QUIVER is a fix-up novel comprising four zombie themed novellas which detail a young woman’s fight for survival in a world long turned dead. Spanning multiple continents and exploring some unique concepts, this globetrotting tour of death places the bow and arrow wielding heroine, Tamsyn Webb, in some dire and utterly enthralling predicaments – some of which more macabre than others, yet all deadly and confronting.
Starting with GRAVESEND and finishing with BETTER RED THAN UNDEAD, QUIVER encapsulates many of the tried and true formulas common to survival horror; the building of fortifications, scavenging, zombie (or coffin-dodger) hoards and their migration, the fall of Government and the rise of independent parties, but the most important component of this zombie post apocalyptic concoction is the humans themselves who are commonly more inhumane than the walking dead. Fischer goes to great lengths to portray a dead world whose living soles are rotten and more menacing than those who threaten to end mans existence.

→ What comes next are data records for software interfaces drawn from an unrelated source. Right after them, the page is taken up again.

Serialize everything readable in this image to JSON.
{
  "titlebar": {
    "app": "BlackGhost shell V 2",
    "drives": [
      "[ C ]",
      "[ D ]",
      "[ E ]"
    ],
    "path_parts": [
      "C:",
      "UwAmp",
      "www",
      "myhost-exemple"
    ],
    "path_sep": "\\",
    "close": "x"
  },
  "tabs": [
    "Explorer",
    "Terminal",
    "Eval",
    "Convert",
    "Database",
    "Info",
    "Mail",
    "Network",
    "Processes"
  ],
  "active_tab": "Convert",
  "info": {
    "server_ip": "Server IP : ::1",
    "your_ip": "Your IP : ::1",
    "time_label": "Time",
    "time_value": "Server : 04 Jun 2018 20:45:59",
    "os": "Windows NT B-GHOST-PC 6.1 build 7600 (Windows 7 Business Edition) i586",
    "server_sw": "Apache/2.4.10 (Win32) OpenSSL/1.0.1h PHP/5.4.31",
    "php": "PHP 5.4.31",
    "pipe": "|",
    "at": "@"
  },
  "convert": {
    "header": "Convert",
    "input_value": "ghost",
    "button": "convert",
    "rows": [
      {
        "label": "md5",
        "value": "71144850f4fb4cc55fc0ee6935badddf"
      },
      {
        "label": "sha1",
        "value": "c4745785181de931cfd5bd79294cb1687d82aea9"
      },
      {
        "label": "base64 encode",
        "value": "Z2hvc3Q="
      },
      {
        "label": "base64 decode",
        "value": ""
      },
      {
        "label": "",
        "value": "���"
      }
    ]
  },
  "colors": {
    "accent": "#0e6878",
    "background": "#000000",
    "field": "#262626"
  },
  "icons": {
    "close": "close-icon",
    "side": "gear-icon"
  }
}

I enjoyed QUIVER for the most part. At times more Michael Bay than Romero, however the omnipresent sense of dread and heart pounding overriding fear experienced by the survivors remained consistent throughout. As a YA novel, QUIVER was less gritty and raw than the zombie books I’m accustomed to - that said, Fischer wrote this story well given the confines.
A highlight for me was the place setting of each instalment. Firstly a fortified compound in Gravesend, followed by an ill-fated voyage aboard a dying ship, and subsequent visitations to a Texas gone mad and a Cuba rife with war - this helped to keep the story of decay fresh and provided a unique perspective of how the world coped with the zombie outbreak.
Overall, QUIVER is an entertaining read that starts off with a bang, morphs into more of an action book, before really hitting its straps with the fourth novella, BETTER RED THAN UNDEAD. Personally, I would’ve given this a 5 star rating had all four novellas resembled the story in the last instalment. 3.5 stars.